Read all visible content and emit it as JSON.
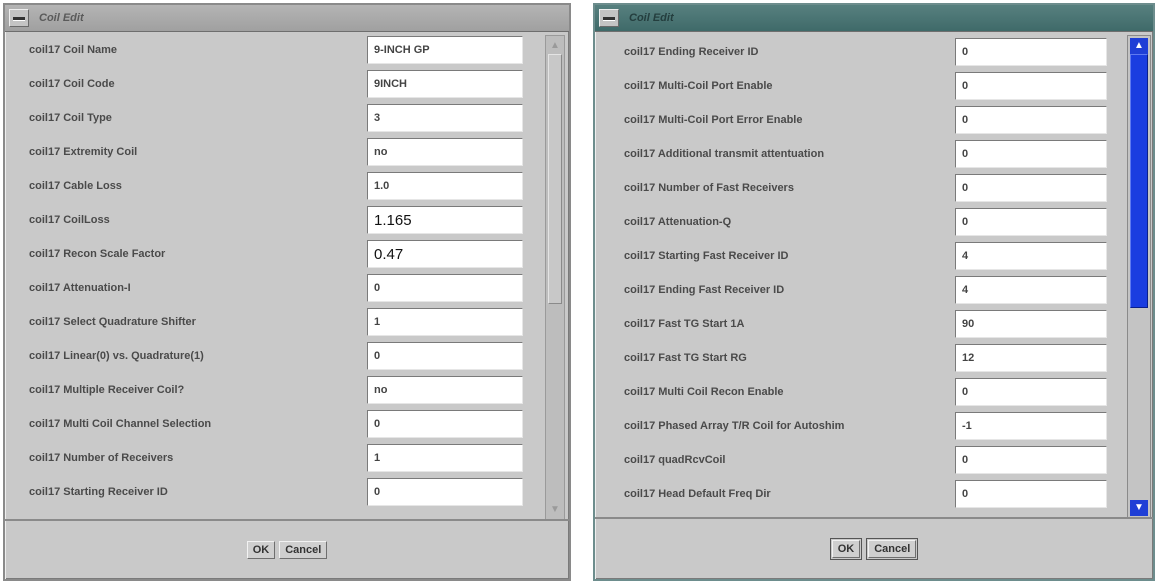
{
  "left": {
    "title": "Coil Edit",
    "rows": [
      {
        "label": "coil17 Coil Name",
        "value": "9-INCH GP"
      },
      {
        "label": "coil17 Coil Code",
        "value": "9INCH"
      },
      {
        "label": "coil17 Coil Type",
        "value": "3"
      },
      {
        "label": "coil17 Extremity Coil",
        "value": "no"
      },
      {
        "label": "coil17 Cable Loss",
        "value": "1.0"
      },
      {
        "label": "coil17 CoilLoss",
        "value": "1.165"
      },
      {
        "label": "coil17 Recon Scale Factor",
        "value": "0.47"
      },
      {
        "label": "coil17 Attenuation-I",
        "value": "0"
      },
      {
        "label": "coil17 Select Quadrature Shifter",
        "value": "1"
      },
      {
        "label": "coil17 Linear(0) vs. Quadrature(1)",
        "value": "0"
      },
      {
        "label": "coil17 Multiple Receiver Coil?",
        "value": "no"
      },
      {
        "label": "coil17 Multi Coil Channel Selection",
        "value": "0"
      },
      {
        "label": "coil17 Number of Receivers",
        "value": "1"
      },
      {
        "label": "coil17 Starting Receiver ID",
        "value": "0"
      }
    ],
    "ok_label": "OK",
    "cancel_label": "Cancel"
  },
  "right": {
    "title": "Coil Edit",
    "rows": [
      {
        "label": "coil17 Ending Receiver ID",
        "value": "0"
      },
      {
        "label": "coil17 Multi-Coil Port Enable",
        "value": "0"
      },
      {
        "label": "coil17 Multi-Coil Port Error Enable",
        "value": "0"
      },
      {
        "label": "coil17 Additional transmit attentuation",
        "value": "0"
      },
      {
        "label": "coil17 Number of Fast Receivers",
        "value": "0"
      },
      {
        "label": "coil17 Attenuation-Q",
        "value": "0"
      },
      {
        "label": "coil17 Starting Fast Receiver ID",
        "value": "4"
      },
      {
        "label": "coil17 Ending Fast Receiver ID",
        "value": "4"
      },
      {
        "label": "coil17 Fast TG Start 1A",
        "value": "90"
      },
      {
        "label": "coil17 Fast TG Start RG",
        "value": "12"
      },
      {
        "label": "coil17 Multi Coil Recon Enable",
        "value": "0"
      },
      {
        "label": "coil17 Phased Array T/R Coil for Autoshim",
        "value": "-1"
      },
      {
        "label": "coil17 quadRcvCoil",
        "value": "0"
      },
      {
        "label": "coil17 Head Default Freq Dir",
        "value": "0"
      }
    ],
    "ok_label": "OK",
    "cancel_label": "Cancel"
  },
  "colors": {
    "panel": "#c9c9c9",
    "right_title_bar": "#4a7473",
    "scroll_blue": "#1a3de0"
  }
}
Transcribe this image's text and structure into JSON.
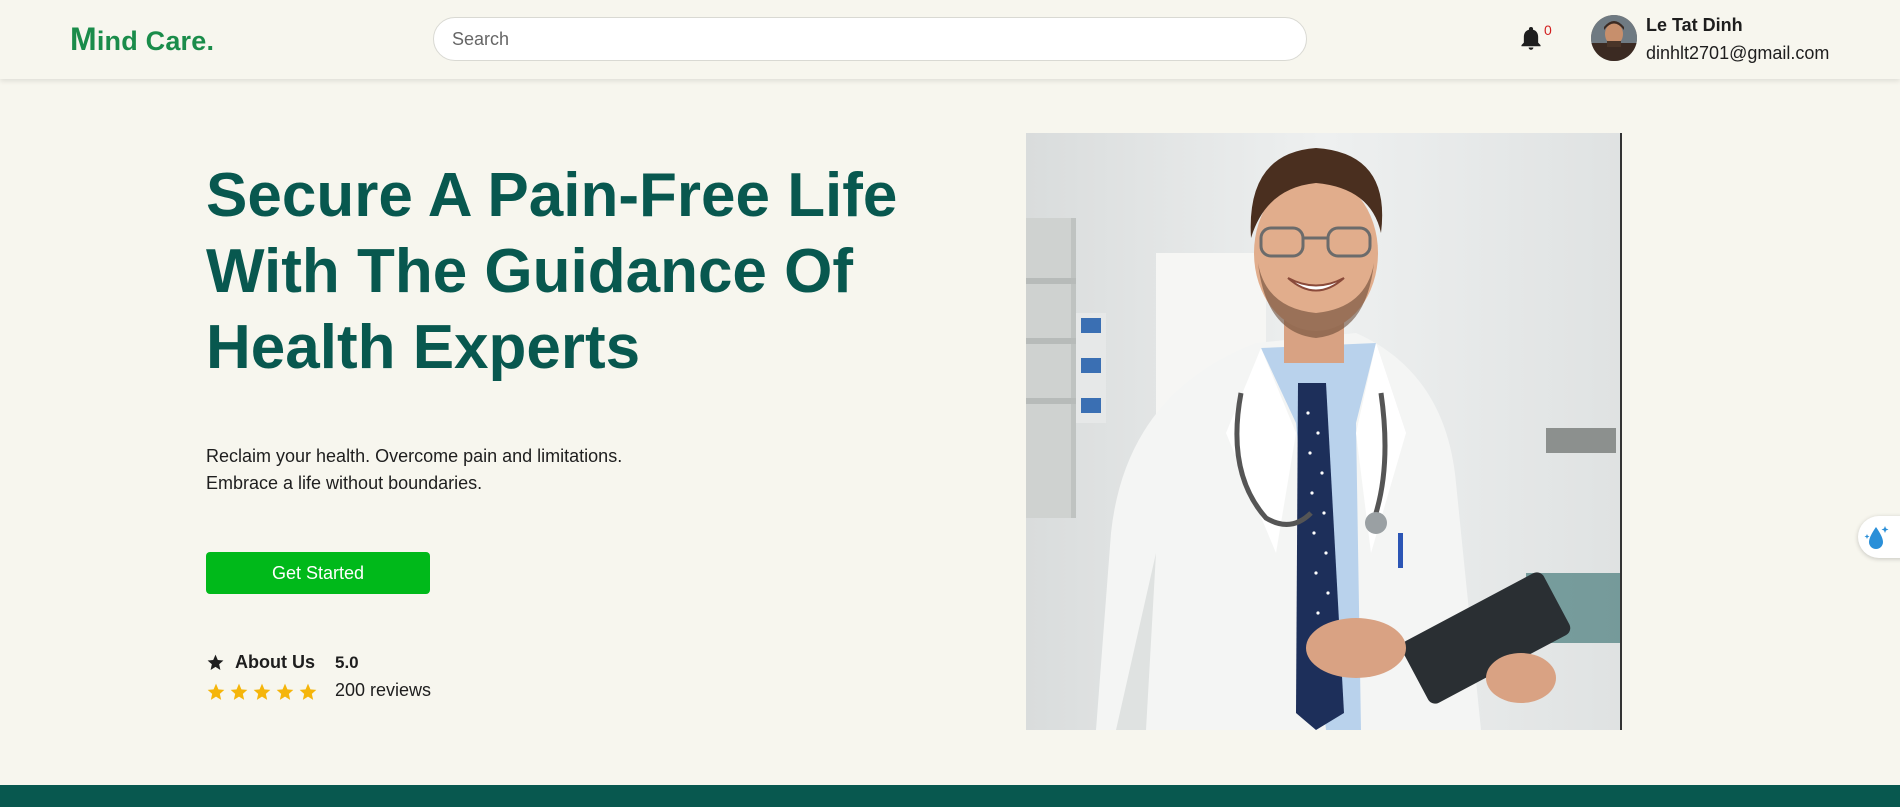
{
  "header": {
    "logo_first": "M",
    "logo_rest": "ind Care.",
    "search_placeholder": "Search",
    "notification_count": "0",
    "user": {
      "name": "Le Tat Dinh",
      "email": "dinhlt2701@gmail.com"
    }
  },
  "hero": {
    "title": "Secure A Pain-Free Life With The Guidance Of Health Experts",
    "desc_line1": "Reclaim your health. Overcome pain and limitations.",
    "desc_line2": "Embrace a life without boundaries.",
    "cta_label": "Get Started",
    "about_label": "About Us",
    "rating": "5.0",
    "stars": 5,
    "reviews": "200 reviews"
  },
  "colors": {
    "brand_green": "#1a8c4a",
    "heading_teal": "#08584f",
    "cta_green": "#00b91a",
    "star_gold": "#f5b50a",
    "background": "#f7f6ee"
  },
  "icons": [
    "bell-icon",
    "star-icon",
    "water-drop-icon"
  ]
}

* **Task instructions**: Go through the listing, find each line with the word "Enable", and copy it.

* **Problem solution**:
        "label": "coil17 Multi-Coil Port Enable",
        "label": "coil17 Multi-Coil Port Error Enable",
        "label": "coil17 Multi Coil Recon Enable",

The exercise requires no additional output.